(Recorded information):
━━━━━━━━━━
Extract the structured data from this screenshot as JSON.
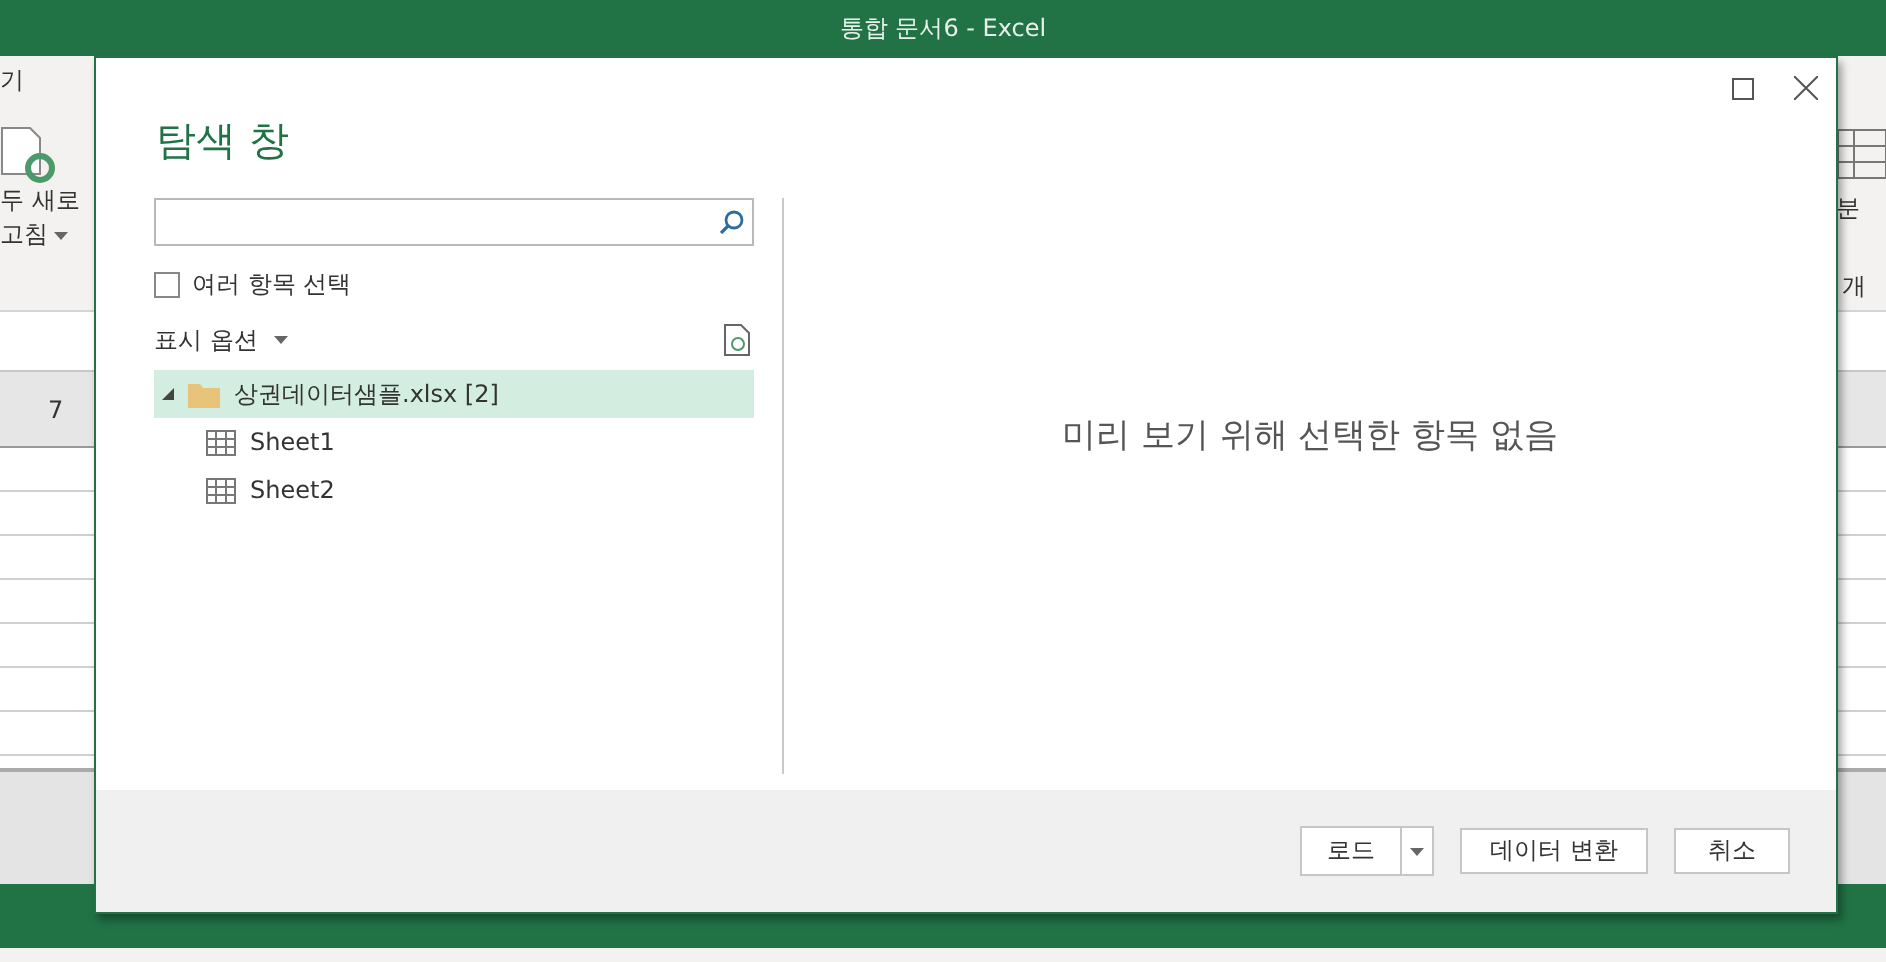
{
  "app_window": {
    "title": "통합 문서6 - Excel",
    "ribbon_tabs": [
      "기"
    ],
    "ribbon_left": {
      "button_label_lines": [
        "두 새로",
        "고침"
      ]
    },
    "ribbon_right": {
      "button_label": "분",
      "group_label": "개"
    },
    "column_header": "7"
  },
  "dialog": {
    "title": "탐색 창",
    "multi_select": {
      "label": "여러 항목 선택",
      "checked": false
    },
    "display_options": {
      "label": "표시 옵션"
    },
    "tree": [
      {
        "label": "상권데이터샘플.xlsx [2]",
        "kind": "folder",
        "selected": true,
        "expanded": true,
        "children": [
          {
            "label": "Sheet1",
            "kind": "sheet",
            "selected": false
          },
          {
            "label": "Sheet2",
            "kind": "sheet",
            "selected": false
          }
        ]
      }
    ],
    "preview_message": "미리 보기 위해 선택한 항목 없음",
    "buttons": [
      {
        "label": "로드",
        "kind": "split"
      },
      {
        "label": "데이터 변환",
        "kind": "plain"
      },
      {
        "label": "취소",
        "kind": "plain"
      }
    ]
  }
}
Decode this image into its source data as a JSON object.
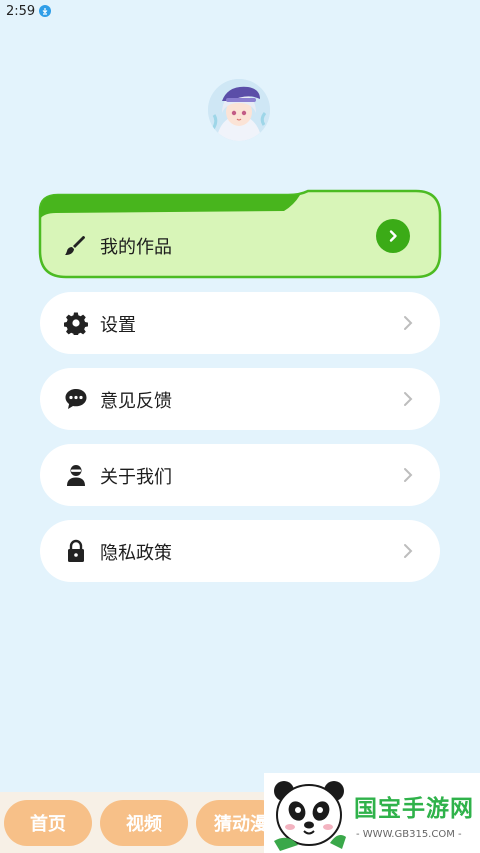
{
  "status_bar": {
    "time": "2:59"
  },
  "profile": {
    "avatar": "anime-avatar"
  },
  "featured": {
    "label": "我的作品",
    "icon": "brush-icon",
    "accent": "#3bab17",
    "bg": "#d8f5b8"
  },
  "menu": [
    {
      "label": "设置",
      "icon": "gear-icon"
    },
    {
      "label": "意见反馈",
      "icon": "chat-bubble-icon"
    },
    {
      "label": "关于我们",
      "icon": "person-icon"
    },
    {
      "label": "隐私政策",
      "icon": "lock-icon"
    }
  ],
  "bottom_nav": [
    {
      "label": "首页"
    },
    {
      "label": "视频"
    },
    {
      "label": "猜动漫"
    }
  ],
  "watermark": {
    "title": "国宝手游网",
    "url": "- WWW.GB315.COM -"
  },
  "colors": {
    "background": "#e3f3fc",
    "nav_button": "#f7c088"
  }
}
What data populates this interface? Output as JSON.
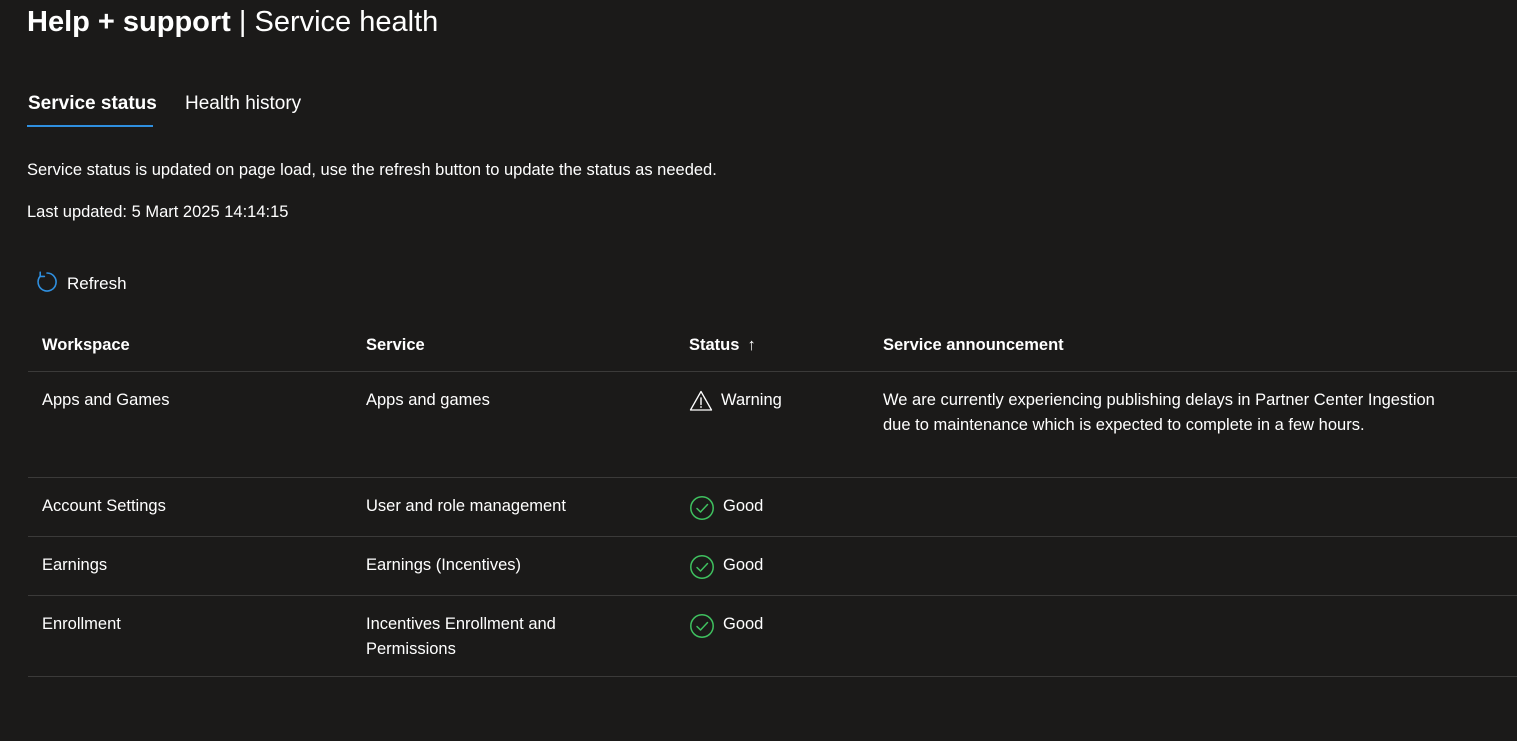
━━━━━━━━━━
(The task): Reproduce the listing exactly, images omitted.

(Response to the exercise):
Extract the structured data from this screenshot as JSON.
{
  "app_window": {
    "title": "통합 문서6 - Excel",
    "ribbon_tabs": [
      "기"
    ],
    "ribbon_left": {
      "button_label_lines": [
        "두 새로",
        "고침"
      ]
    },
    "ribbon_right": {
      "button_label": "분",
      "group_label": "개"
    },
    "column_header": "7"
  },
  "dialog": {
    "title": "탐색 창",
    "multi_select": {
      "label": "여러 항목 선택",
      "checked": false
    },
    "display_options": {
      "label": "표시 옵션"
    },
    "tree": [
      {
        "label": "상권데이터샘플.xlsx [2]",
        "kind": "folder",
        "selected": true,
        "expanded": true,
        "children": [
          {
            "label": "Sheet1",
            "kind": "sheet",
            "selected": false
          },
          {
            "label": "Sheet2",
            "kind": "sheet",
            "selected": false
          }
        ]
      }
    ],
    "preview_message": "미리 보기 위해 선택한 항목 없음",
    "buttons": [
      {
        "label": "로드",
        "kind": "split"
      },
      {
        "label": "데이터 변환",
        "kind": "plain"
      },
      {
        "label": "취소",
        "kind": "plain"
      }
    ]
  }
}
Decode this image into its source data as a JSON object.
{
  "status_bar": {
    "time": "2:59"
  },
  "profile": {
    "avatar": "anime-avatar"
  },
  "featured": {
    "label": "我的作品",
    "icon": "brush-icon",
    "accent": "#3bab17",
    "bg": "#d8f5b8"
  },
  "menu": [
    {
      "label": "设置",
      "icon": "gear-icon"
    },
    {
      "label": "意见反馈",
      "icon": "chat-bubble-icon"
    },
    {
      "label": "关于我们",
      "icon": "person-icon"
    },
    {
      "label": "隐私政策",
      "icon": "lock-icon"
    }
  ],
  "bottom_nav": [
    {
      "label": "首页"
    },
    {
      "label": "视频"
    },
    {
      "label": "猜动漫"
    }
  ],
  "watermark": {
    "title": "国宝手游网",
    "url": "- WWW.GB315.COM -"
  },
  "colors": {
    "background": "#e3f3fc",
    "nav_button": "#f7c088"
  }
}
What data populates this interface? Output as JSON.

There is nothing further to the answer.